**Task to carry out**
A word-for-word restatement of all the records is the required answer.

**Input for this task**
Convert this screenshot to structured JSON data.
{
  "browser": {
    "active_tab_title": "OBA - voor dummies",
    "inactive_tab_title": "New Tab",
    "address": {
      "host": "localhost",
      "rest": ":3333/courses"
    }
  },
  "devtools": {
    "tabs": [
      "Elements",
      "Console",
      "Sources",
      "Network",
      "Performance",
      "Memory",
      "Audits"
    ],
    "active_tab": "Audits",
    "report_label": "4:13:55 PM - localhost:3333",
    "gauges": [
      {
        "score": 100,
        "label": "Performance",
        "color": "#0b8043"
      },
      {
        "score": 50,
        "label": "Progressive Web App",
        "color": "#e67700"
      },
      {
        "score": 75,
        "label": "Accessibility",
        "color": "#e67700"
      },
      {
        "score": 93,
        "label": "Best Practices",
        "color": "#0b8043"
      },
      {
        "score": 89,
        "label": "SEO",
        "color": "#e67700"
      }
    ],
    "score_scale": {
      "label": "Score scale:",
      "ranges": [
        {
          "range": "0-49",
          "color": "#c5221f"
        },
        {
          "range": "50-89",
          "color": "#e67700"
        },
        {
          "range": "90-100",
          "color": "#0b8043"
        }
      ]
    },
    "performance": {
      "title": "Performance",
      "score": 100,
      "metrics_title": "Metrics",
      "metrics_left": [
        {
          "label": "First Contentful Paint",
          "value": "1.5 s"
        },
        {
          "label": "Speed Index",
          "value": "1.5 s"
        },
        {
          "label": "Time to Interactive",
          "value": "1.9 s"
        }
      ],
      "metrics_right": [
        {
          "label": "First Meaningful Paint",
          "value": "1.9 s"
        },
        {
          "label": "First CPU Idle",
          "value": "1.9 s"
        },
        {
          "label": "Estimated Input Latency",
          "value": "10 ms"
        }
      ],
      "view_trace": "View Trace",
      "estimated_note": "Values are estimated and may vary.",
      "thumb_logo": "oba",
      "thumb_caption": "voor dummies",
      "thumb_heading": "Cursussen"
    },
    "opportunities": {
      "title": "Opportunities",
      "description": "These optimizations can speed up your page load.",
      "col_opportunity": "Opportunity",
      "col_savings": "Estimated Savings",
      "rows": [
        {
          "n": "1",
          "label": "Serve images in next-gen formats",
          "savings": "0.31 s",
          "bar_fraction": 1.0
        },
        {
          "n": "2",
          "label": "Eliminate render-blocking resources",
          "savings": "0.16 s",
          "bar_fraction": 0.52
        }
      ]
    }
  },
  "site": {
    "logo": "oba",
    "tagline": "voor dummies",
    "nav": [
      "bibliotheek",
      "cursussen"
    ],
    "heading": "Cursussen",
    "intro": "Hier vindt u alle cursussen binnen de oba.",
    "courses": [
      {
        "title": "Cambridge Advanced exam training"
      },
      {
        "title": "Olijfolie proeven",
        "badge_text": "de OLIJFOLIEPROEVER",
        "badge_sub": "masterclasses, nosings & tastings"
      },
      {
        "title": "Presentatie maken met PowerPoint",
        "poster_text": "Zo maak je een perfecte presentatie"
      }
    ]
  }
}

**Written answer**
Convert this screenshot to structured JSON data.
{
  "browser": {
    "active_tab_title": "OBA - voor dummies",
    "inactive_tab_title": "New Tab",
    "address": {
      "host": "localhost",
      "rest": ":3333/courses"
    }
  },
  "devtools": {
    "tabs": [
      "Elements",
      "Console",
      "Sources",
      "Network",
      "Performance",
      "Memory",
      "Audits"
    ],
    "active_tab": "Audits",
    "report_label": "4:13:55 PM - localhost:3333",
    "gauges": [
      {
        "score": 100,
        "label": "Performance",
        "color": "#0b8043"
      },
      {
        "score": 50,
        "label": "Progressive Web App",
        "color": "#e67700"
      },
      {
        "score": 75,
        "label": "Accessibility",
        "color": "#e67700"
      },
      {
        "score": 93,
        "label": "Best Practices",
        "color": "#0b8043"
      },
      {
        "score": 89,
        "label": "SEO",
        "color": "#e67700"
      }
    ],
    "score_scale": {
      "label": "Score scale:",
      "ranges": [
        {
          "range": "0-49",
          "color": "#c5221f"
        },
        {
          "range": "50-89",
          "color": "#e67700"
        },
        {
          "range": "90-100",
          "color": "#0b8043"
        }
      ]
    },
    "performance": {
      "title": "Performance",
      "score": 100,
      "metrics_title": "Metrics",
      "metrics_left": [
        {
          "label": "First Contentful Paint",
          "value": "1.5 s"
        },
        {
          "label": "Speed Index",
          "value": "1.5 s"
        },
        {
          "label": "Time to Interactive",
          "value": "1.9 s"
        }
      ],
      "metrics_right": [
        {
          "label": "First Meaningful Paint",
          "value": "1.9 s"
        },
        {
          "label": "First CPU Idle",
          "value": "1.9 s"
        },
        {
          "label": "Estimated Input Latency",
          "value": "10 ms"
        }
      ],
      "view_trace": "View Trace",
      "estimated_note": "Values are estimated and may vary.",
      "thumb_logo": "oba",
      "thumb_caption": "voor dummies",
      "thumb_heading": "Cursussen"
    },
    "opportunities": {
      "title": "Opportunities",
      "description": "These optimizations can speed up your page load.",
      "col_opportunity": "Opportunity",
      "col_savings": "Estimated Savings",
      "rows": [
        {
          "n": "1",
          "label": "Serve images in next-gen formats",
          "savings": "0.31 s",
          "bar_fraction": 1.0
        },
        {
          "n": "2",
          "label": "Eliminate render-blocking resources",
          "savings": "0.16 s",
          "bar_fraction": 0.52
        }
      ]
    }
  },
  "site": {
    "logo": "oba",
    "tagline": "voor dummies",
    "nav": [
      "bibliotheek",
      "cursussen"
    ],
    "heading": "Cursussen",
    "intro": "Hier vindt u alle cursussen binnen de oba.",
    "courses": [
      {
        "title": "Cambridge Advanced exam training"
      },
      {
        "title": "Olijfolie proeven",
        "badge_text": "de OLIJFOLIEPROEVER",
        "badge_sub": "masterclasses, nosings & tastings"
      },
      {
        "title": "Presentatie maken met PowerPoint",
        "poster_text": "Zo maak je een perfecte presentatie"
      }
    ]
  }
}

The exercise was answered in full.